“As king and nobles, with the common people, the high and the low, ‘repented at the preaching of Jonas’ (Matthew 12:41) and united in crying to the God of heaven, His mercy was granted them. . . . Their doom was averted, the God of Israel was exalted and honored throughout the heathen world, and His law was revered. Not until many years later was Nineveh to fall a prey to the surrounding nations through forgetfulness of God and through boastful pride.”—Prophets and Kings, pp. 270, 271.
c. What comparison did Jesus make between the repentant heathen and the Jews who refused to repent? Matthew 12:41.
“God allows men a period of probation; but there is a point beyond which divine patience is exhausted, and the judgments of God are sure to follow. The Lord bears long with men, and with cities, mercifully giving warnings to save them from divine wrath; but a time will come when pleadings for mercy will no longer be heard, and the rebellious element that continues to reject the light of truth will be blotted out, in mercy to themselves and to those who would otherwise be influenced by their example.”—Ibid., p. 276.

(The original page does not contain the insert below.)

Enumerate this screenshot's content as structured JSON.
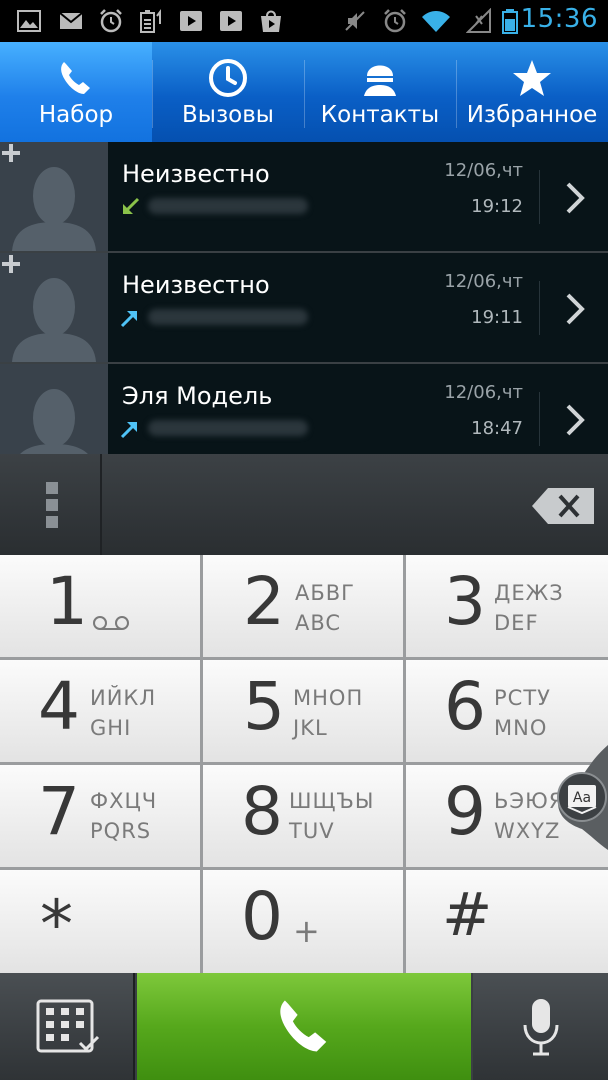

“We shall not be held accountable for the light that has not reached our perception, but for that which we have resisted and refused.”—The Review and Herald, April 25, 1893.
5. JONAH IS BROUGHT TO HIS SENSES
a. Instead of rejoicing over the repentance of Nineveh, how did Jonah complain to the Lord, and what excuse did Jonah make for his doubts and disobedience? Jonah 4:1–3.
b. What should we learn from the way God sought to bring Jonah to his senses? Jonah 4:5–11.
“Confused, humiliated, and unable to understand God’s purpose in sparing Nineveh, Jonah nevertheless had fulfilled the commission given him to warn that great city; and though the event predicted did not come to pass, yet the message of warning was nonetheless from God. And it accomplished the purpose God designed it should. The glory of His grace was revealed among the heathen.”—Prophets and Kings, pp. 272, 273.
“Our God is a God of mercy. With long-sufferance and tender compassion He deals with the transgressors of His law. And yet, in this our day, when men and women have so many opportunities for becoming familiar with the divine law as revealed in Holy Writ, the great Ruler of the universe cannot behold with any satisfaction the wicked cities, where reign violence and crime.”—Ibid., pp. 275, 276.
“Every angel in glory is interested in the work being done for the salvation of souls. We are not awake as we should be.”—Evangelism, p. 282.
PERSONAL REVIEW QUESTIONS
1. What was the main difference between Sodom and Nineveh?
2. Name some ways by which we may be in danger of imitating Jonah’s hesitation, doubt, and attempt to escape God’s voice.
3. How might God surprise us as He did Jonah after fulfilling his duty to warn of impending judgment?
4. How is our attitude too often like Jonah’s after the victory?
5. What kind of illustrations to awaken us does God give us today?